|Dinner with Polly the lipstick lesbian and happy married couple Lincoln and May. In a rush, we choose a place in Soho claiming to offer authentic Manchu cuisine, which no doubt it does extremely well – they just don’t warn you that Manchu food was never very good. Lincoln delivers a regular update on our investments, the best of which remains our reflexology clinic, proudly advertised on a hoarding near the Mid-Levels Escalator. We are making big bucks from this venture, thanks to the stupidity of expat housewives and other rich, gullible types who believe health problems can be solved by foot massage. It is tempting to expand into other varieties of New Age rubbish. There are tons to choose from – ridiculous fads like rekei, inner-child healing and aromatherapy, not to mention the nauseating colonic irrigation. But Polly urges caution. As with other irrational beliefs, many of these mystical practices are incompatible with one another. A clinic offering the wrong combination will be as credible as a Baptist mosque with a rabbi. She will ask around at yoga class.|
|Thurs, 7 Nov
Dash off a quick email to Selina Chow, the thinking man's Carina Lau and boss of the sad HK Tourism Board, with an idea that will help increase visitor arrivals to our beautiful City of Life. Selina's people need help. The Board organizes fatuous "Chinese-looking" events – grinning chefs strolling down the street swinging noodles in the air as lion dancers prance around in the background – to meet what it imagines to be tourists' expectations. They are ashamed of the city as it really is. My idea is a fun fact that captures the essence of the real Hong Kong in a zippy slogan... "We have more suicides than road deaths". I would not be surprised if this attracts significant additional numbers of tourists seeking a statistically unusual destination, or at least one where the dangers of traffic are taken seriously.

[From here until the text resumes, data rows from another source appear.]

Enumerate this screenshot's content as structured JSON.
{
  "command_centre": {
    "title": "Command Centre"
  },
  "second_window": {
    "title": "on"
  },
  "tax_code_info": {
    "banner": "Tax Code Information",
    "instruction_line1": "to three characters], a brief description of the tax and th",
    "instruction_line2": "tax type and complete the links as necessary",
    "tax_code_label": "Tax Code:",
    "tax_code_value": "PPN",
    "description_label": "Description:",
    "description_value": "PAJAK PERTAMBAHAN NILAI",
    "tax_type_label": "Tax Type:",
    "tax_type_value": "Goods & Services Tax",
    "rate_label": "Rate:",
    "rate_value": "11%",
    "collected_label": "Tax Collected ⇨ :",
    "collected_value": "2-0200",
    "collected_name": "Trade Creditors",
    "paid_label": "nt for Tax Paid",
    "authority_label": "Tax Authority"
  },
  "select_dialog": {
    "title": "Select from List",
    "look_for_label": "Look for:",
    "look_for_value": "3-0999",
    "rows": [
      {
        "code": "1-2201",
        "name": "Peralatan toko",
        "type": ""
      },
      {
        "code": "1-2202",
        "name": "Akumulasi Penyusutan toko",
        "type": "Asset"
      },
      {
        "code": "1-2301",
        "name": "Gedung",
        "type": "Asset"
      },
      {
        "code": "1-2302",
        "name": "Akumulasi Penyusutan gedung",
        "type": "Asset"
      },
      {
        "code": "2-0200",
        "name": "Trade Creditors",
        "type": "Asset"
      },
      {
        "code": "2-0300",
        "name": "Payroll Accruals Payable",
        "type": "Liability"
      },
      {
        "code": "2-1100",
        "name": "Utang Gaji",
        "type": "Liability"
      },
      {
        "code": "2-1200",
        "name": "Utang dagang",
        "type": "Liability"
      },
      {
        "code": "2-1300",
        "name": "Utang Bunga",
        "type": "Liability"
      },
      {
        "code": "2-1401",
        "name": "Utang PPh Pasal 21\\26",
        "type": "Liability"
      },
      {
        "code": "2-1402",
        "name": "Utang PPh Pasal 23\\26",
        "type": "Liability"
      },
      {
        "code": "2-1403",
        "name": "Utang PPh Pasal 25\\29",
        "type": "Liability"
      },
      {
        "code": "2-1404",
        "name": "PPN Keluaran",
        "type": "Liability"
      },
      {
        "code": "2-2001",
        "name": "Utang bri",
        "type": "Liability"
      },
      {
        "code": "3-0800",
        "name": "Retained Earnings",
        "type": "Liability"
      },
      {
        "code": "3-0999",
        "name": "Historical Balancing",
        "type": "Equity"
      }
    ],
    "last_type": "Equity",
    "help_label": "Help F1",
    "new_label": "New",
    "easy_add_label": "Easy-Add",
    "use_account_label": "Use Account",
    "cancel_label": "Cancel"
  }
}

|Fri, 8 Nov
Mentally undressed by the charming young Nepalese lady who sweeps the dandruff off the Mid-Levels Escalator – a nice start to the morning. Awaiting me in the office is an email from unusual acquaintance A-Hing, whose dog-poisoning activities in Bowen Road and elsewhere titillate South China Morning Post readers so much, and whose kind gift of carbofuran I have never had the chance to use. He asks a simple question: Are Jehovah’s Witnesses edible? Faced with that old ethical dilemma – the law versus the common good – A-Hing does not wrestle with his conscience; he simply sneaks up from behind and hits it with a baseball bat. Barry Goldwater’s “extremism in the defence of liberty” comes to mind. Put this man in the Executive Council!